EXERCISE INPUT:
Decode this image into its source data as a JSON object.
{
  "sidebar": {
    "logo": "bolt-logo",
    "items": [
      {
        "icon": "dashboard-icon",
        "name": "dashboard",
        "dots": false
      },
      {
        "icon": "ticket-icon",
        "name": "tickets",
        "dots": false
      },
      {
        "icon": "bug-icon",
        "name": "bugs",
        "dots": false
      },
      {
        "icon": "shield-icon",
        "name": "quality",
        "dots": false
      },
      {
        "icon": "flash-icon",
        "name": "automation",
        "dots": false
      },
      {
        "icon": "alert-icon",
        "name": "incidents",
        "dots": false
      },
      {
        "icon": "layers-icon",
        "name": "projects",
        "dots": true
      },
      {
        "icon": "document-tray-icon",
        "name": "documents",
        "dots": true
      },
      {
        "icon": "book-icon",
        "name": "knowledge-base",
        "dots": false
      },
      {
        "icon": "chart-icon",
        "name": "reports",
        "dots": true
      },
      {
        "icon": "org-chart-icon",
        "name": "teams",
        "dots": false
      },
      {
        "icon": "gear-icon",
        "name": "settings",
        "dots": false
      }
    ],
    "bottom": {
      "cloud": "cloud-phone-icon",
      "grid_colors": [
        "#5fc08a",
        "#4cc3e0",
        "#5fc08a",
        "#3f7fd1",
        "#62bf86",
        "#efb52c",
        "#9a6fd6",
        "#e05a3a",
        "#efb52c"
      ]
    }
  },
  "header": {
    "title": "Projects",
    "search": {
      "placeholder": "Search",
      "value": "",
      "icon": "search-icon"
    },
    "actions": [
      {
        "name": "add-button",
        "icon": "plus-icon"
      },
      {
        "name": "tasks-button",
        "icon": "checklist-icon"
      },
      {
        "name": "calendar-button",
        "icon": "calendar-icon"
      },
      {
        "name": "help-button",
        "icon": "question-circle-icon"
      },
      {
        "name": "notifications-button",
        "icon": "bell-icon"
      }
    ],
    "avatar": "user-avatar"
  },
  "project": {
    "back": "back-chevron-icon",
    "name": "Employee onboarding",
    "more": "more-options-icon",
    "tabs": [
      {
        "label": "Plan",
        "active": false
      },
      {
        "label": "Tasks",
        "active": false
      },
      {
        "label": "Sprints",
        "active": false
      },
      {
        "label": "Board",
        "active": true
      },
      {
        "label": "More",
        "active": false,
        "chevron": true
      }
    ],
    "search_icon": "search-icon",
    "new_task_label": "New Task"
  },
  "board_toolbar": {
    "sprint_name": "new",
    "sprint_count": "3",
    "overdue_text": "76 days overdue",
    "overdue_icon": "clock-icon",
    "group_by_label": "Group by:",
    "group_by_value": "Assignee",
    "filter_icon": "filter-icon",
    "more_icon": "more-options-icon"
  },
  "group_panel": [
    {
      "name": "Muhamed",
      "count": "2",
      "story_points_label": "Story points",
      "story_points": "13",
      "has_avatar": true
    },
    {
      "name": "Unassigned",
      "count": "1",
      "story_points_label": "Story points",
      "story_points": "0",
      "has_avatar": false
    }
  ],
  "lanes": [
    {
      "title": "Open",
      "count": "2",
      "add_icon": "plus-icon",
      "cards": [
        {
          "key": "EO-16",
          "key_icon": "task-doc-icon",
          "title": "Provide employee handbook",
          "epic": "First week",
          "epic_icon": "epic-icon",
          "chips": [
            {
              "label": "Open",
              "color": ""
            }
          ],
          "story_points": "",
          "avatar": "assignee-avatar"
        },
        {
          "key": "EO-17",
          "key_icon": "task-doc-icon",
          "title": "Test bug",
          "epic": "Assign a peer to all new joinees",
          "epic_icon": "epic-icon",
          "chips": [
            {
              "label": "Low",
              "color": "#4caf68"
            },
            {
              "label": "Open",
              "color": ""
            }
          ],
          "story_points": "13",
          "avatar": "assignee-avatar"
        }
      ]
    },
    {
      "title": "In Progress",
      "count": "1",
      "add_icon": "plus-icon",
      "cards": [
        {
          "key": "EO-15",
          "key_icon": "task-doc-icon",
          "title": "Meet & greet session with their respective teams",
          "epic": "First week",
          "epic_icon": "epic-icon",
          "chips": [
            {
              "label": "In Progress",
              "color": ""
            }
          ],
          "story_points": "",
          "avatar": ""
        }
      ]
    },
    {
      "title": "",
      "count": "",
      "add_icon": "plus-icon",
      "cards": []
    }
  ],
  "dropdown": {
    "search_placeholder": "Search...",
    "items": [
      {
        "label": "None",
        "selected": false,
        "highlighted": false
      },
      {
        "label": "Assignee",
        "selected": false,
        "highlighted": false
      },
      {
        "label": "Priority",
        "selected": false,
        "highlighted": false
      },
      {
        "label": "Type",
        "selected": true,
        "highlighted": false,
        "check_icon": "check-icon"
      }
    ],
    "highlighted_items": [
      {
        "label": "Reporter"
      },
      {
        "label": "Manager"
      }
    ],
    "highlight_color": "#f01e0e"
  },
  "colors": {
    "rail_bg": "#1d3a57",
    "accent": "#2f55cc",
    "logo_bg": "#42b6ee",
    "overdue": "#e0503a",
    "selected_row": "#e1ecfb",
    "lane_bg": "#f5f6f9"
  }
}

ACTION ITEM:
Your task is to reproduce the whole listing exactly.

YOUR RESPONSE:
Decode this image into its source data as a JSON object.
{
  "sidebar": {
    "logo": "bolt-logo",
    "items": [
      {
        "icon": "dashboard-icon",
        "name": "dashboard",
        "dots": false
      },
      {
        "icon": "ticket-icon",
        "name": "tickets",
        "dots": false
      },
      {
        "icon": "bug-icon",
        "name": "bugs",
        "dots": false
      },
      {
        "icon": "shield-icon",
        "name": "quality",
        "dots": false
      },
      {
        "icon": "flash-icon",
        "name": "automation",
        "dots": false
      },
      {
        "icon": "alert-icon",
        "name": "incidents",
        "dots": false
      },
      {
        "icon": "layers-icon",
        "name": "projects",
        "dots": true
      },
      {
        "icon": "document-tray-icon",
        "name": "documents",
        "dots": true
      },
      {
        "icon": "book-icon",
        "name": "knowledge-base",
        "dots": false
      },
      {
        "icon": "chart-icon",
        "name": "reports",
        "dots": true
      },
      {
        "icon": "org-chart-icon",
        "name": "teams",
        "dots": false
      },
      {
        "icon": "gear-icon",
        "name": "settings",
        "dots": false
      }
    ],
    "bottom": {
      "cloud": "cloud-phone-icon",
      "grid_colors": [
        "#5fc08a",
        "#4cc3e0",
        "#5fc08a",
        "#3f7fd1",
        "#62bf86",
        "#efb52c",
        "#9a6fd6",
        "#e05a3a",
        "#efb52c"
      ]
    }
  },
  "header": {
    "title": "Projects",
    "search": {
      "placeholder": "Search",
      "value": "",
      "icon": "search-icon"
    },
    "actions": [
      {
        "name": "add-button",
        "icon": "plus-icon"
      },
      {
        "name": "tasks-button",
        "icon": "checklist-icon"
      },
      {
        "name": "calendar-button",
        "icon": "calendar-icon"
      },
      {
        "name": "help-button",
        "icon": "question-circle-icon"
      },
      {
        "name": "notifications-button",
        "icon": "bell-icon"
      }
    ],
    "avatar": "user-avatar"
  },
  "project": {
    "back": "back-chevron-icon",
    "name": "Employee onboarding",
    "more": "more-options-icon",
    "tabs": [
      {
        "label": "Plan",
        "active": false
      },
      {
        "label": "Tasks",
        "active": false
      },
      {
        "label": "Sprints",
        "active": false
      },
      {
        "label": "Board",
        "active": true
      },
      {
        "label": "More",
        "active": false,
        "chevron": true
      }
    ],
    "search_icon": "search-icon",
    "new_task_label": "New Task"
  },
  "board_toolbar": {
    "sprint_name": "new",
    "sprint_count": "3",
    "overdue_text": "76 days overdue",
    "overdue_icon": "clock-icon",
    "group_by_label": "Group by:",
    "group_by_value": "Assignee",
    "filter_icon": "filter-icon",
    "more_icon": "more-options-icon"
  },
  "group_panel": [
    {
      "name": "Muhamed",
      "count": "2",
      "story_points_label": "Story points",
      "story_points": "13",
      "has_avatar": true
    },
    {
      "name": "Unassigned",
      "count": "1",
      "story_points_label": "Story points",
      "story_points": "0",
      "has_avatar": false
    }
  ],
  "lanes": [
    {
      "title": "Open",
      "count": "2",
      "add_icon": "plus-icon",
      "cards": [
        {
          "key": "EO-16",
          "key_icon": "task-doc-icon",
          "title": "Provide employee handbook",
          "epic": "First week",
          "epic_icon": "epic-icon",
          "chips": [
            {
              "label": "Open",
              "color": ""
            }
          ],
          "story_points": "",
          "avatar": "assignee-avatar"
        },
        {
          "key": "EO-17",
          "key_icon": "task-doc-icon",
          "title": "Test bug",
          "epic": "Assign a peer to all new joinees",
          "epic_icon": "epic-icon",
          "chips": [
            {
              "label": "Low",
              "color": "#4caf68"
            },
            {
              "label": "Open",
              "color": ""
            }
          ],
          "story_points": "13",
          "avatar": "assignee-avatar"
        }
      ]
    },
    {
      "title": "In Progress",
      "count": "1",
      "add_icon": "plus-icon",
      "cards": [
        {
          "key": "EO-15",
          "key_icon": "task-doc-icon",
          "title": "Meet & greet session with their respective teams",
          "epic": "First week",
          "epic_icon": "epic-icon",
          "chips": [
            {
              "label": "In Progress",
              "color": ""
            }
          ],
          "story_points": "",
          "avatar": ""
        }
      ]
    },
    {
      "title": "",
      "count": "",
      "add_icon": "plus-icon",
      "cards": []
    }
  ],
  "dropdown": {
    "search_placeholder": "Search...",
    "items": [
      {
        "label": "None",
        "selected": false,
        "highlighted": false
      },
      {
        "label": "Assignee",
        "selected": false,
        "highlighted": false
      },
      {
        "label": "Priority",
        "selected": false,
        "highlighted": false
      },
      {
        "label": "Type",
        "selected": true,
        "highlighted": false,
        "check_icon": "check-icon"
      }
    ],
    "highlighted_items": [
      {
        "label": "Reporter"
      },
      {
        "label": "Manager"
      }
    ],
    "highlight_color": "#f01e0e"
  },
  "colors": {
    "rail_bg": "#1d3a57",
    "accent": "#2f55cc",
    "logo_bg": "#42b6ee",
    "overdue": "#e0503a",
    "selected_row": "#e1ecfb",
    "lane_bg": "#f5f6f9"
  }
}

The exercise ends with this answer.